SOURCE INFORMATION:
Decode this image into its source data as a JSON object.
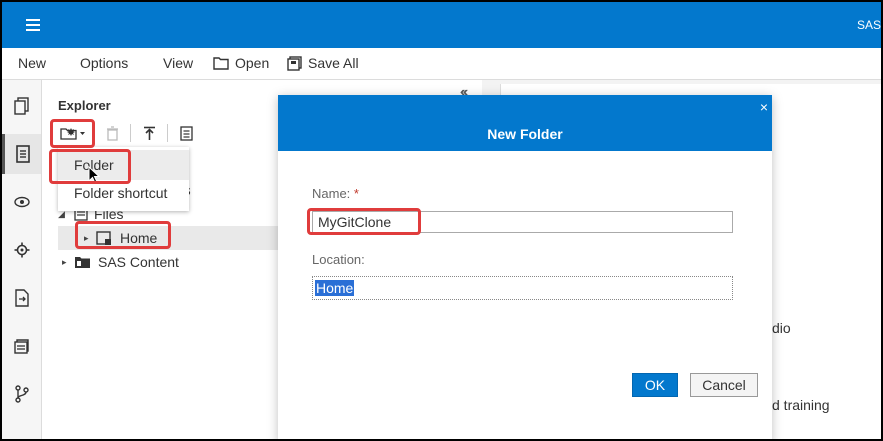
{
  "topbar": {
    "app_title": "SAS"
  },
  "menubar": {
    "new": "New",
    "options": "Options",
    "view": "View",
    "open": "Open",
    "save_all": "Save All"
  },
  "explorer": {
    "title": "Explorer",
    "collapse": "«",
    "tree": {
      "files": "Files",
      "home": "Home",
      "sas_content": "SAS Content",
      "shortcuts_partial": "uts"
    }
  },
  "dropdown": {
    "folder": "Folder",
    "folder_shortcut": "Folder shortcut"
  },
  "background": {
    "text1": "dio",
    "text2": "d training"
  },
  "dialog": {
    "title": "New Folder",
    "close": "×",
    "name_label": "Name:",
    "required_mark": "*",
    "name_value": "MyGitClone",
    "location_label": "Location:",
    "location_value": "Home",
    "ok": "OK",
    "cancel": "Cancel"
  },
  "colors": {
    "brand_blue": "#0378cd",
    "highlight_red": "#e03c3c",
    "selection_blue": "#2a6fd6"
  }
}
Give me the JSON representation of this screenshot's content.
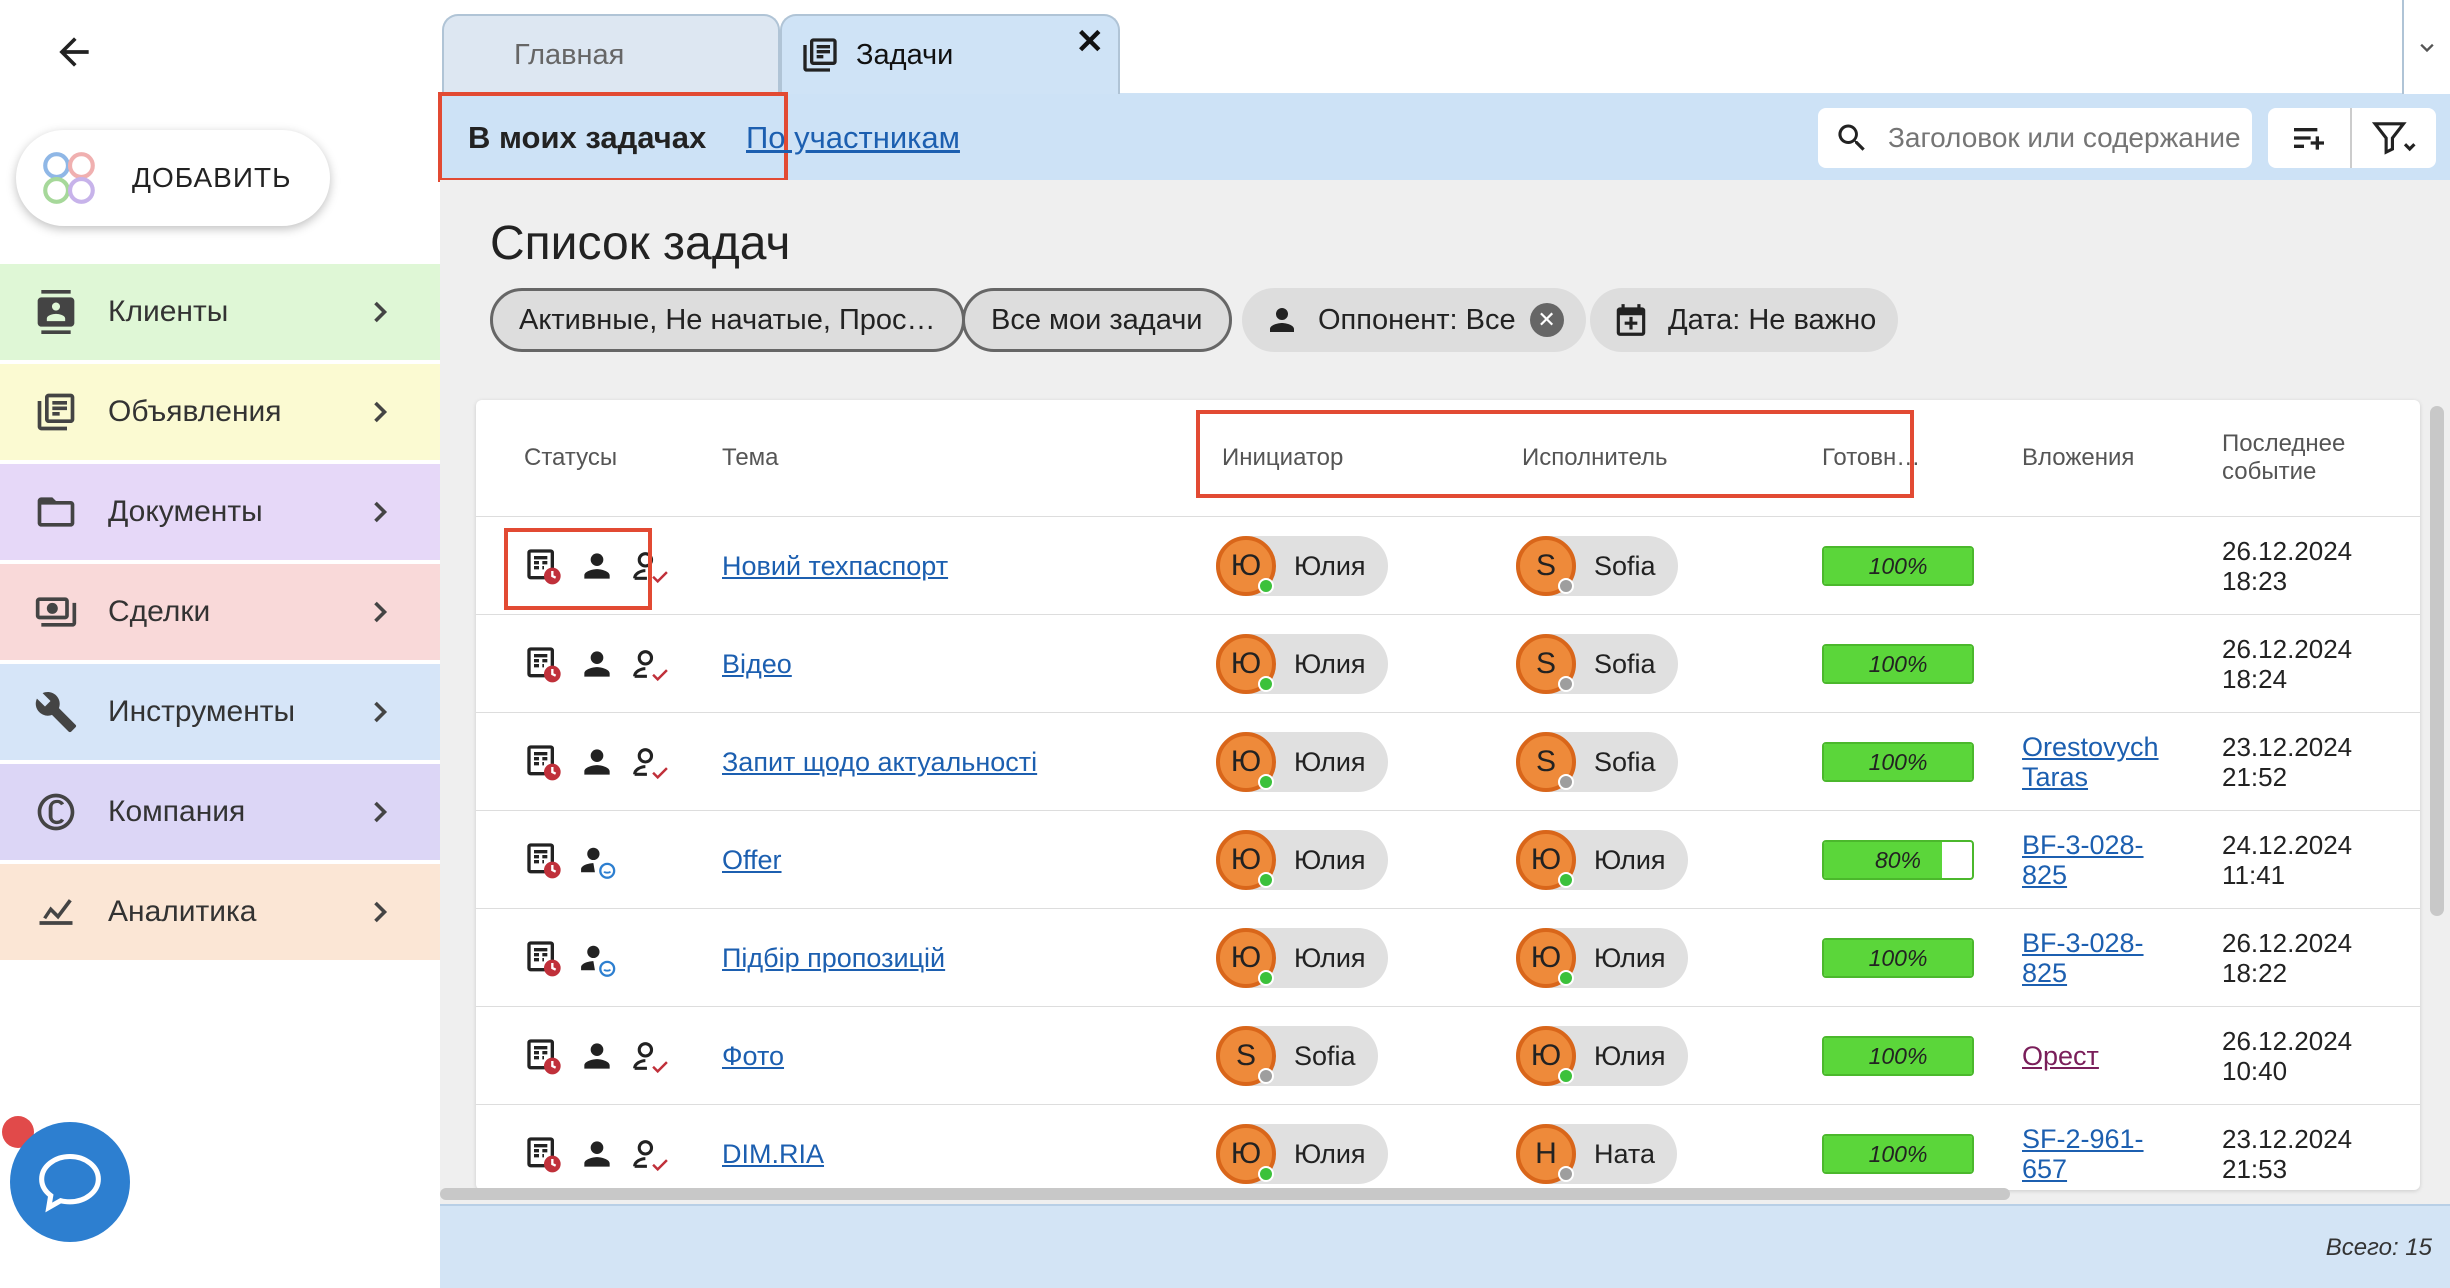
{
  "sidebar": {
    "add_label": "ДОБАВИТЬ",
    "items": [
      {
        "label": "Клиенты",
        "icon": "contacts-icon",
        "color": "#dff7d6"
      },
      {
        "label": "Объявления",
        "icon": "listing-icon",
        "color": "#fbfad2"
      },
      {
        "label": "Документы",
        "icon": "folder-icon",
        "color": "#e6d8f8"
      },
      {
        "label": "Сделки",
        "icon": "money-icon",
        "color": "#f9d9d9"
      },
      {
        "label": "Инструменты",
        "icon": "tools-icon",
        "color": "#d6e5f8"
      },
      {
        "label": "Компания",
        "icon": "copyright-icon",
        "color": "#dcd6f6"
      },
      {
        "label": "Аналитика",
        "icon": "analytics-icon",
        "color": "#fbe6d5"
      }
    ]
  },
  "tabs": [
    {
      "label": "Главная",
      "active": false
    },
    {
      "label": "Задачи",
      "active": true
    }
  ],
  "subnav": {
    "my_tasks": "В моих задачах",
    "by_participants": "По участникам"
  },
  "search": {
    "placeholder": "Заголовок или содержание"
  },
  "page_title": "Список задач",
  "filters": {
    "status": "Активные, Не начатые, Прос…",
    "scope": "Все мои задачи",
    "opponent": "Оппонент: Все",
    "date": "Дата: Не важно"
  },
  "table": {
    "headers": {
      "statuses": "Статусы",
      "topic": "Тема",
      "initiator": "Инициатор",
      "executor": "Исполнитель",
      "ready": "Готовн…",
      "attachments": "Вложения",
      "last_event_1": "Последнее",
      "last_event_2": "событие"
    },
    "rows": [
      {
        "topic": "Новий техпаспорт",
        "i_initial": "Ю",
        "i_name": "Юлия",
        "i_online": true,
        "e_initial": "S",
        "e_name": "Sofia",
        "e_online": false,
        "progress": 100,
        "progress_label": "100%",
        "att1": "",
        "att2": "",
        "att_color": "",
        "date": "26.12.2024",
        "time": "18:23",
        "icons": "full"
      },
      {
        "topic": "Відео",
        "i_initial": "Ю",
        "i_name": "Юлия",
        "i_online": true,
        "e_initial": "S",
        "e_name": "Sofia",
        "e_online": false,
        "progress": 100,
        "progress_label": "100%",
        "att1": "",
        "att2": "",
        "att_color": "",
        "date": "26.12.2024",
        "time": "18:24",
        "icons": "full"
      },
      {
        "topic": "Запит щодо актуальності",
        "i_initial": "Ю",
        "i_name": "Юлия",
        "i_online": true,
        "e_initial": "S",
        "e_name": "Sofia",
        "e_online": false,
        "progress": 100,
        "progress_label": "100%",
        "att1": "Orestovych",
        "att2": "Taras",
        "att_color": "blue",
        "date": "23.12.2024",
        "time": "21:52",
        "icons": "full"
      },
      {
        "topic": "Offer",
        "i_initial": "Ю",
        "i_name": "Юлия",
        "i_online": true,
        "e_initial": "Ю",
        "e_name": "Юлия",
        "e_online": true,
        "progress": 80,
        "progress_label": "80%",
        "att1": "BF-3-028-",
        "att2": "825",
        "att_color": "blue",
        "date": "24.12.2024",
        "time": "11:41",
        "icons": "self"
      },
      {
        "topic": "Підбір пропозицій",
        "i_initial": "Ю",
        "i_name": "Юлия",
        "i_online": true,
        "e_initial": "Ю",
        "e_name": "Юлия",
        "e_online": true,
        "progress": 100,
        "progress_label": "100%",
        "att1": "BF-3-028-",
        "att2": "825",
        "att_color": "blue",
        "date": "26.12.2024",
        "time": "18:22",
        "icons": "self"
      },
      {
        "topic": "Фото",
        "i_initial": "S",
        "i_name": "Sofia",
        "i_online": false,
        "e_initial": "Ю",
        "e_name": "Юлия",
        "e_online": true,
        "progress": 100,
        "progress_label": "100%",
        "att1": "Орест",
        "att2": "",
        "att_color": "purple",
        "date": "26.12.2024",
        "time": "10:40",
        "icons": "full"
      },
      {
        "topic": "DIM.RIA",
        "i_initial": "Ю",
        "i_name": "Юлия",
        "i_online": true,
        "e_initial": "Н",
        "e_name": "Ната",
        "e_online": false,
        "progress": 100,
        "progress_label": "100%",
        "att1": "SF-2-961-",
        "att2": "657",
        "att_color": "blue",
        "date": "23.12.2024",
        "time": "21:53",
        "icons": "full"
      }
    ]
  },
  "footer": {
    "total": "Всего: 15"
  },
  "colors": {
    "accent": "#1c5fb0",
    "highlight": "#e24a33",
    "online": "#3cc13b",
    "offline": "#9e9e9e",
    "avatar": "#ee8a3a",
    "progress": "#5bd63a"
  }
}
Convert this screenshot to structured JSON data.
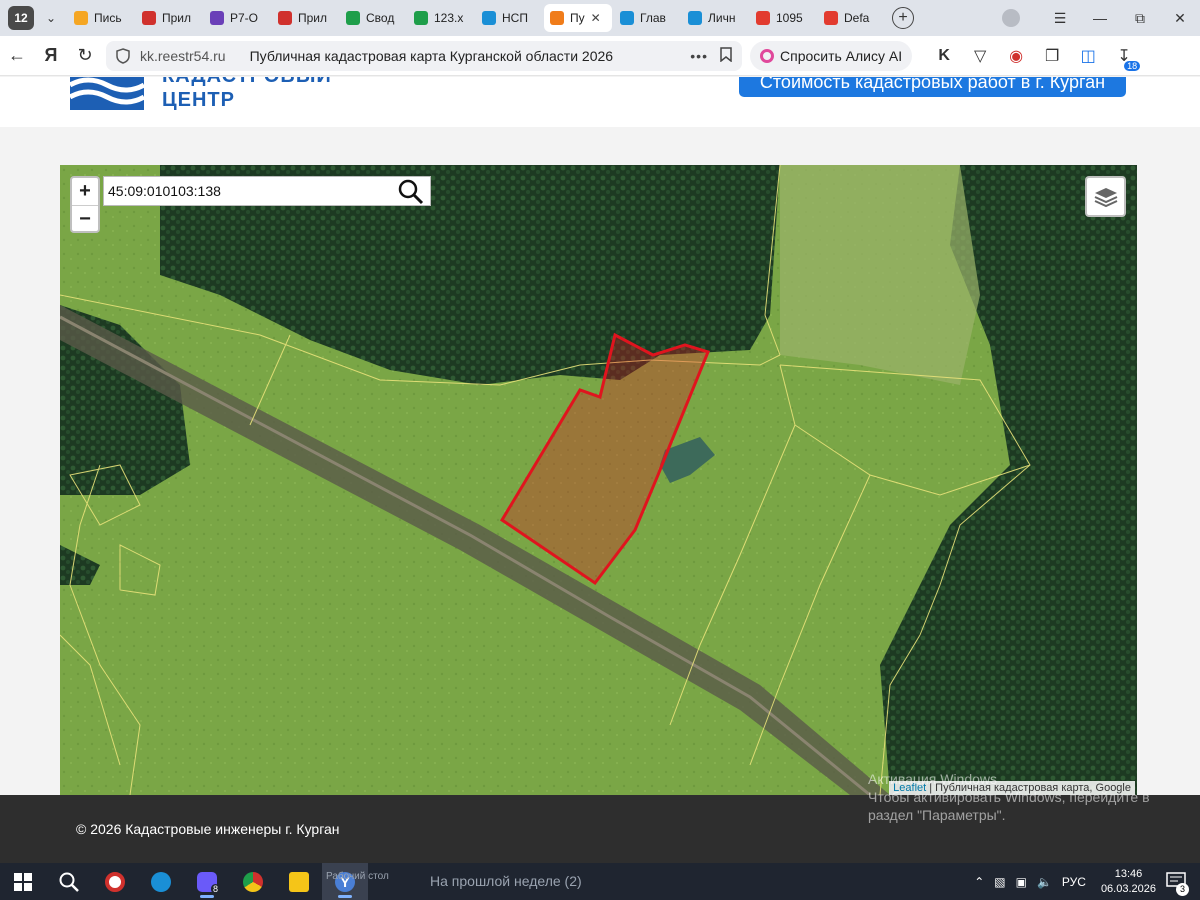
{
  "browser": {
    "tab_count": "12",
    "tabs": [
      {
        "label": "Пись",
        "color": "#f5a623"
      },
      {
        "label": "Прил",
        "color": "#d0312d"
      },
      {
        "label": "Р7-О",
        "color": "#6a3fb8"
      },
      {
        "label": "Прил",
        "color": "#d0312d"
      },
      {
        "label": "Свод",
        "color": "#1e9e4a"
      },
      {
        "label": "123.x",
        "color": "#1e9e4a"
      },
      {
        "label": "НСП",
        "color": "#1a8fd6"
      },
      {
        "label": "Пу",
        "color": "#f07c1a",
        "active": true
      },
      {
        "label": "Глав",
        "color": "#1a8fd6"
      },
      {
        "label": "Личн",
        "color": "#1a8fd6"
      },
      {
        "label": "1095",
        "color": "#e23b2f"
      },
      {
        "label": "Defa",
        "color": "#e23b2f"
      }
    ],
    "url_domain": "kk.reestr54.ru",
    "page_title": "Публичная кадастровая карта Курганской области 2026",
    "alice_button": "Спросить Алису AI",
    "extension_badge": "18"
  },
  "site": {
    "logo_line1": "КАДАСТРОВЫЙ",
    "logo_line2": "ЦЕНТР",
    "cta_button": "Стоимость кадастровых работ в г. Курган",
    "brand_color": "#1d5fb4"
  },
  "map": {
    "search_value": "45:09:010103:138",
    "zoom_in": "+",
    "zoom_out": "−",
    "attribution_leaflet": "Leaflet",
    "attribution_rest": " | Публичная кадастровая карта, Google",
    "highlight_color": "#e0141e"
  },
  "footer": {
    "copyright": "© 2026 Кадастровые инженеры г. Курган"
  },
  "watermark": {
    "line1": "Активация Windows",
    "line2": "Чтобы активировать Windows, перейдите в",
    "line3": "раздел \"Параметры\"."
  },
  "taskbar": {
    "ghost_text": "На прошлой неделе (2)",
    "ghost_text2": "Рабочий стол",
    "language": "РУС",
    "time": "13:46",
    "date": "06.03.2026",
    "notifications": "3",
    "app_badge": "8"
  }
}
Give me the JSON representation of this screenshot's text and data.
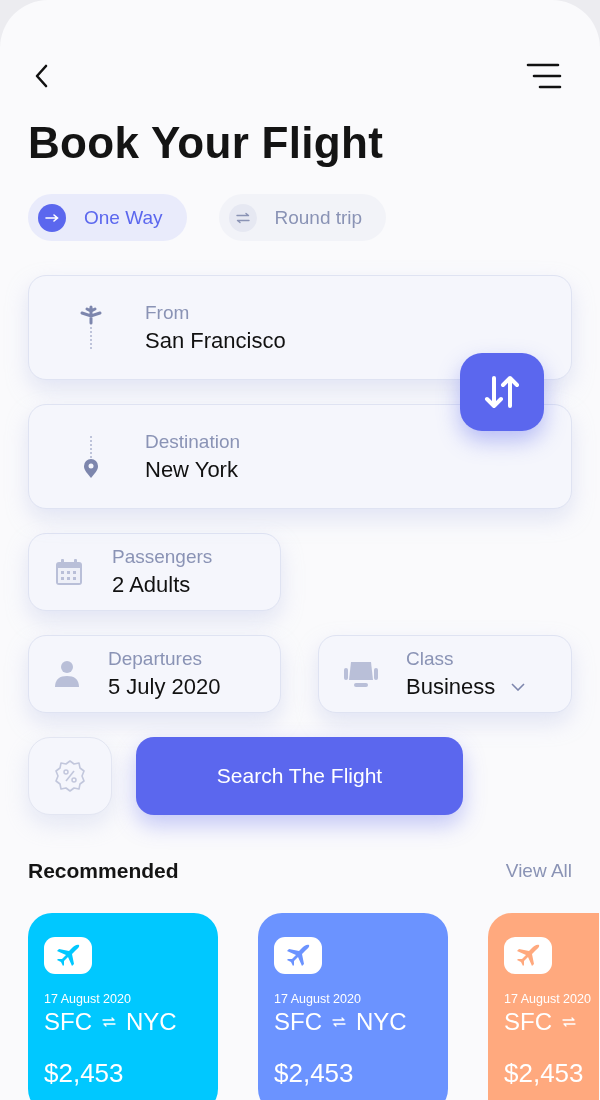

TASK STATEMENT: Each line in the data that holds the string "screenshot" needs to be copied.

ANSWER SPACE:
Give me the JSON representation of this screenshot's content.
Convert this screenshot to structured JSON data.
Give me the JSON representation of this screenshot's text and data.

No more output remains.